**** Data records

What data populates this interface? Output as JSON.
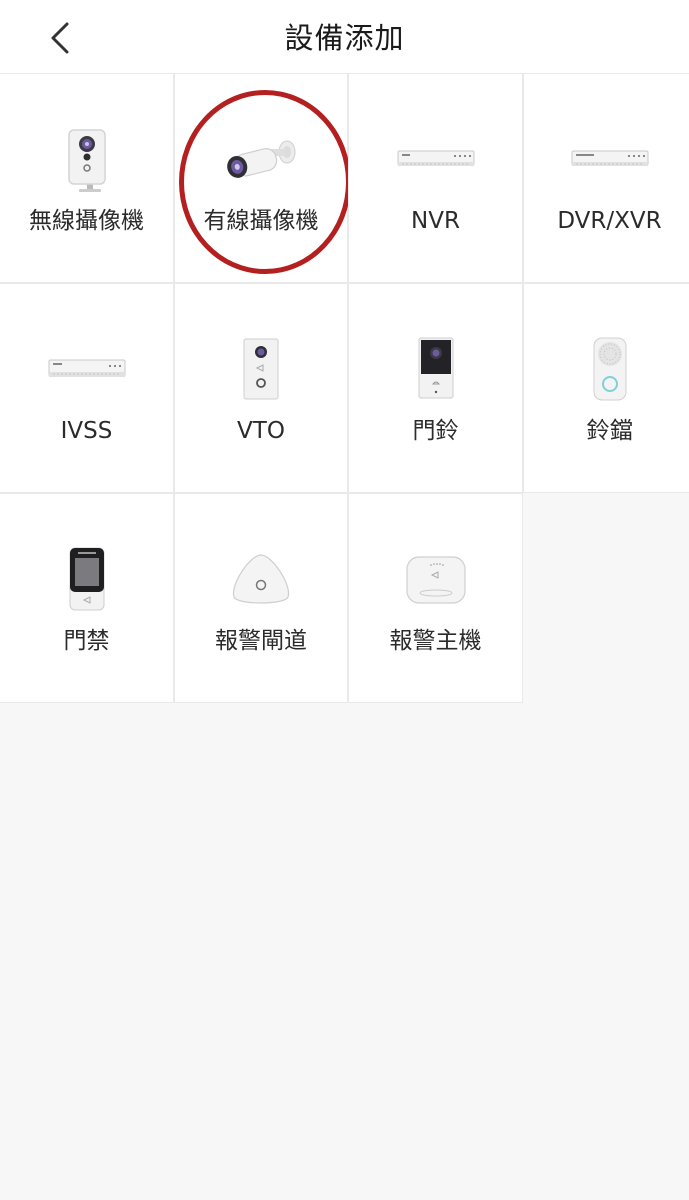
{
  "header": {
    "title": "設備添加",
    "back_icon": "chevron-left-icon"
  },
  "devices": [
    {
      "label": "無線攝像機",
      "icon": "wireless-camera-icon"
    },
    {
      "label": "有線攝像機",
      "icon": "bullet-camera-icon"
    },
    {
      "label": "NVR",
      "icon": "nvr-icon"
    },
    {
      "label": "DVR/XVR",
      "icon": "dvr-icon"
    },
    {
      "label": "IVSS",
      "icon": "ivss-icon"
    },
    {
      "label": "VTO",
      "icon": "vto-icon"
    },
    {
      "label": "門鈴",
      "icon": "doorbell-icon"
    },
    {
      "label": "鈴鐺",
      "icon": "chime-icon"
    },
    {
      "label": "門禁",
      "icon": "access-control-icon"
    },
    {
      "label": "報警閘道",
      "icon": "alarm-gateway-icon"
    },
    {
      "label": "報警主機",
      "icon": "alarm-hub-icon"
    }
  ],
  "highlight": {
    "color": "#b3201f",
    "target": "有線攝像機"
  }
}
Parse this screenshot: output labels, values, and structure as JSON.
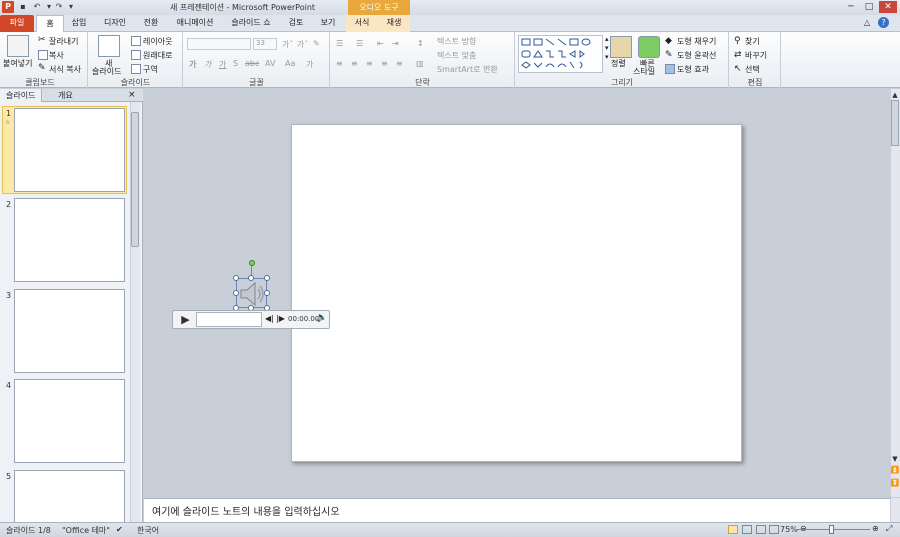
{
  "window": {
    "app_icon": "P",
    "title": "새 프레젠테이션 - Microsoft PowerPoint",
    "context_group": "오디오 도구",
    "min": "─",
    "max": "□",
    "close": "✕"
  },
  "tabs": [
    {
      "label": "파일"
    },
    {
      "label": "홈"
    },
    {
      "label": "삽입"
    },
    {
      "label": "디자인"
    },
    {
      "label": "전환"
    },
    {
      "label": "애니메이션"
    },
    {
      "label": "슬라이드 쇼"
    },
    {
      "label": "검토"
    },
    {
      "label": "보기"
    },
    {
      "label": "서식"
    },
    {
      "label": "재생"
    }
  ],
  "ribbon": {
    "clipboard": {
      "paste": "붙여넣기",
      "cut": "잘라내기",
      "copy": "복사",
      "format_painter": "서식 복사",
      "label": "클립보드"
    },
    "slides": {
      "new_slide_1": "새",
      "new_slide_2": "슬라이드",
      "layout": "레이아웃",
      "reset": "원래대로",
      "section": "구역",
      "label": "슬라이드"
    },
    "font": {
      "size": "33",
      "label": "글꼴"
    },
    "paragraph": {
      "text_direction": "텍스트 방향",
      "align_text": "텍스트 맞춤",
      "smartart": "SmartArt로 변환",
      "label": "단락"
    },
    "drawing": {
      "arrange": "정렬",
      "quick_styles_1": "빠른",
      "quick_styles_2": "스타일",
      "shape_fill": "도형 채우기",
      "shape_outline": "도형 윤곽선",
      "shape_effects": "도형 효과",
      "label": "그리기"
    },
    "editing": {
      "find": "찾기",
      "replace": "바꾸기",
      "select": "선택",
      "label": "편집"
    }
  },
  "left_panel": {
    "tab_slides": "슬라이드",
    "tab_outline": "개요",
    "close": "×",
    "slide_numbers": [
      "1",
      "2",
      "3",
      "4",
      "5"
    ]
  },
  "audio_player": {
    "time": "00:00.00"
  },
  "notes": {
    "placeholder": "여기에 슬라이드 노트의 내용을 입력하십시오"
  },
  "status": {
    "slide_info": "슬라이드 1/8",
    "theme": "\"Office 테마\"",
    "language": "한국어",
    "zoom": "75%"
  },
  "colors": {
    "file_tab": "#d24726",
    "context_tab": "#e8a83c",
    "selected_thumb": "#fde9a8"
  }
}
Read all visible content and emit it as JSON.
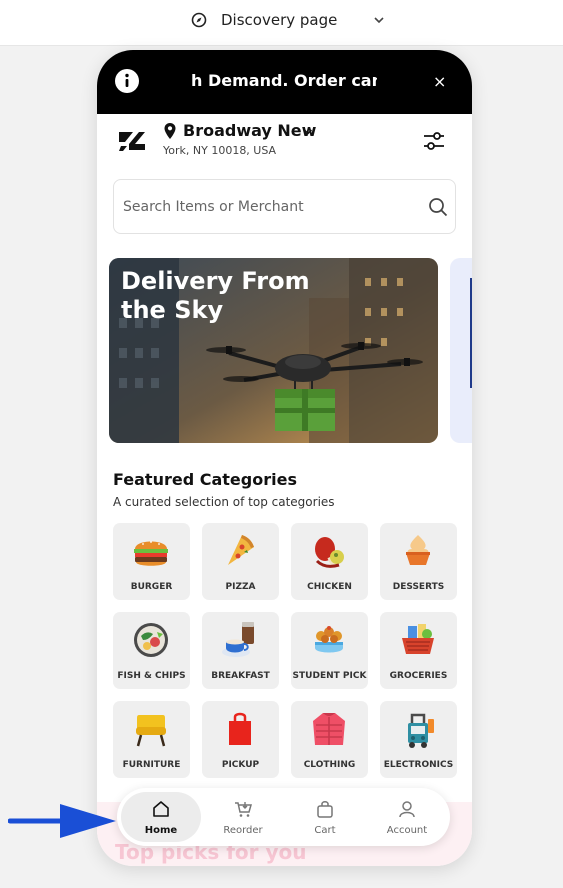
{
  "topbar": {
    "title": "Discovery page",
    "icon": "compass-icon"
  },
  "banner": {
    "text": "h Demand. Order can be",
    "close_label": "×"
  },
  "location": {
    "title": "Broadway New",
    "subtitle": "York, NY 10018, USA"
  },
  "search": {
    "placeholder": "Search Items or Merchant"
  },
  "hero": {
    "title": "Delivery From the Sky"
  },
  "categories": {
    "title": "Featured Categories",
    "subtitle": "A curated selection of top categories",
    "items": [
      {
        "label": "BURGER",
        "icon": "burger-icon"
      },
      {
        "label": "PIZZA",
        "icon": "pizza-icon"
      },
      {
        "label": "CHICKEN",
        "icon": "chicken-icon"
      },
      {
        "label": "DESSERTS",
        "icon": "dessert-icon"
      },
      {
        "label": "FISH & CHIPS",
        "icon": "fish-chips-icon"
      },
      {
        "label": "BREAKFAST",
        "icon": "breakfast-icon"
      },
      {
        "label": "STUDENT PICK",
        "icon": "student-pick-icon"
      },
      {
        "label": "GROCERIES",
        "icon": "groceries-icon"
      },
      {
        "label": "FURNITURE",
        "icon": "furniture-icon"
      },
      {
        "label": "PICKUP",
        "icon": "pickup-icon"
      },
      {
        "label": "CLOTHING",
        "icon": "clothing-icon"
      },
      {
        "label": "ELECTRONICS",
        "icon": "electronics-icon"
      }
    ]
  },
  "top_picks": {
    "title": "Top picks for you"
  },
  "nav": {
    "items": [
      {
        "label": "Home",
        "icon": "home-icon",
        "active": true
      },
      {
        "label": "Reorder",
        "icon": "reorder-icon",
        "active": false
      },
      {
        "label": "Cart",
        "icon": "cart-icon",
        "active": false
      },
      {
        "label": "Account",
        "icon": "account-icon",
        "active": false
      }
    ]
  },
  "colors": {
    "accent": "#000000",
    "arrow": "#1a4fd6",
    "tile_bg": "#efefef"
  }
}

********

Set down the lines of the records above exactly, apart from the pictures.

What data populates this interface? Output as JSON.
{
  "header": {
    "title": "設備添加",
    "back_icon": "chevron-left-icon"
  },
  "devices": [
    {
      "label": "無線攝像機",
      "icon": "wireless-camera-icon"
    },
    {
      "label": "有線攝像機",
      "icon": "bullet-camera-icon"
    },
    {
      "label": "NVR",
      "icon": "nvr-icon"
    },
    {
      "label": "DVR/XVR",
      "icon": "dvr-icon"
    },
    {
      "label": "IVSS",
      "icon": "ivss-icon"
    },
    {
      "label": "VTO",
      "icon": "vto-icon"
    },
    {
      "label": "門鈴",
      "icon": "doorbell-icon"
    },
    {
      "label": "鈴鐺",
      "icon": "chime-icon"
    },
    {
      "label": "門禁",
      "icon": "access-control-icon"
    },
    {
      "label": "報警閘道",
      "icon": "alarm-gateway-icon"
    },
    {
      "label": "報警主機",
      "icon": "alarm-hub-icon"
    }
  ],
  "highlight": {
    "color": "#b3201f",
    "target": "有線攝像機"
  }
}
Parse this screenshot: output labels, values, and structure as JSON.
{
  "window": {
    "app_icon": "P",
    "title": "새 프레젠테이션 - Microsoft PowerPoint",
    "context_group": "오디오 도구",
    "min": "─",
    "max": "□",
    "close": "✕"
  },
  "tabs": [
    {
      "label": "파일"
    },
    {
      "label": "홈"
    },
    {
      "label": "삽입"
    },
    {
      "label": "디자인"
    },
    {
      "label": "전환"
    },
    {
      "label": "애니메이션"
    },
    {
      "label": "슬라이드 쇼"
    },
    {
      "label": "검토"
    },
    {
      "label": "보기"
    },
    {
      "label": "서식"
    },
    {
      "label": "재생"
    }
  ],
  "ribbon": {
    "clipboard": {
      "paste": "붙여넣기",
      "cut": "잘라내기",
      "copy": "복사",
      "format_painter": "서식 복사",
      "label": "클립보드"
    },
    "slides": {
      "new_slide_1": "새",
      "new_slide_2": "슬라이드",
      "layout": "레이아웃",
      "reset": "원래대로",
      "section": "구역",
      "label": "슬라이드"
    },
    "font": {
      "size": "33",
      "label": "글꼴"
    },
    "paragraph": {
      "text_direction": "텍스트 방향",
      "align_text": "텍스트 맞춤",
      "smartart": "SmartArt로 변환",
      "label": "단락"
    },
    "drawing": {
      "arrange": "정렬",
      "quick_styles_1": "빠른",
      "quick_styles_2": "스타일",
      "shape_fill": "도형 채우기",
      "shape_outline": "도형 윤곽선",
      "shape_effects": "도형 효과",
      "label": "그리기"
    },
    "editing": {
      "find": "찾기",
      "replace": "바꾸기",
      "select": "선택",
      "label": "편집"
    }
  },
  "left_panel": {
    "tab_slides": "슬라이드",
    "tab_outline": "개요",
    "close": "×",
    "slide_numbers": [
      "1",
      "2",
      "3",
      "4",
      "5"
    ]
  },
  "audio_player": {
    "time": "00:00.00"
  },
  "notes": {
    "placeholder": "여기에 슬라이드 노트의 내용을 입력하십시오"
  },
  "status": {
    "slide_info": "슬라이드 1/8",
    "theme": "\"Office 테마\"",
    "language": "한국어",
    "zoom": "75%"
  },
  "colors": {
    "file_tab": "#d24726",
    "context_tab": "#e8a83c",
    "selected_thumb": "#fde9a8"
  }
}
Read all visible content and emit it as JSON.
{
  "topbar": {
    "title": "Discovery page",
    "icon": "compass-icon"
  },
  "banner": {
    "text": "h Demand. Order can be",
    "close_label": "×"
  },
  "location": {
    "title": "Broadway New",
    "subtitle": "York, NY 10018, USA"
  },
  "search": {
    "placeholder": "Search Items or Merchant"
  },
  "hero": {
    "title": "Delivery From the Sky"
  },
  "categories": {
    "title": "Featured Categories",
    "subtitle": "A curated selection of top categories",
    "items": [
      {
        "label": "BURGER",
        "icon": "burger-icon"
      },
      {
        "label": "PIZZA",
        "icon": "pizza-icon"
      },
      {
        "label": "CHICKEN",
        "icon": "chicken-icon"
      },
      {
        "label": "DESSERTS",
        "icon": "dessert-icon"
      },
      {
        "label": "FISH & CHIPS",
        "icon": "fish-chips-icon"
      },
      {
        "label": "BREAKFAST",
        "icon": "breakfast-icon"
      },
      {
        "label": "STUDENT PICK",
        "icon": "student-pick-icon"
      },
      {
        "label": "GROCERIES",
        "icon": "groceries-icon"
      },
      {
        "label": "FURNITURE",
        "icon": "furniture-icon"
      },
      {
        "label": "PICKUP",
        "icon": "pickup-icon"
      },
      {
        "label": "CLOTHING",
        "icon": "clothing-icon"
      },
      {
        "label": "ELECTRONICS",
        "icon": "electronics-icon"
      }
    ]
  },
  "top_picks": {
    "title": "Top picks for you"
  },
  "nav": {
    "items": [
      {
        "label": "Home",
        "icon": "home-icon",
        "active": true
      },
      {
        "label": "Reorder",
        "icon": "reorder-icon",
        "active": false
      },
      {
        "label": "Cart",
        "icon": "cart-icon",
        "active": false
      },
      {
        "label": "Account",
        "icon": "account-icon",
        "active": false
      }
    ]
  },
  "colors": {
    "accent": "#000000",
    "arrow": "#1a4fd6",
    "tile_bg": "#efefef"
  }
}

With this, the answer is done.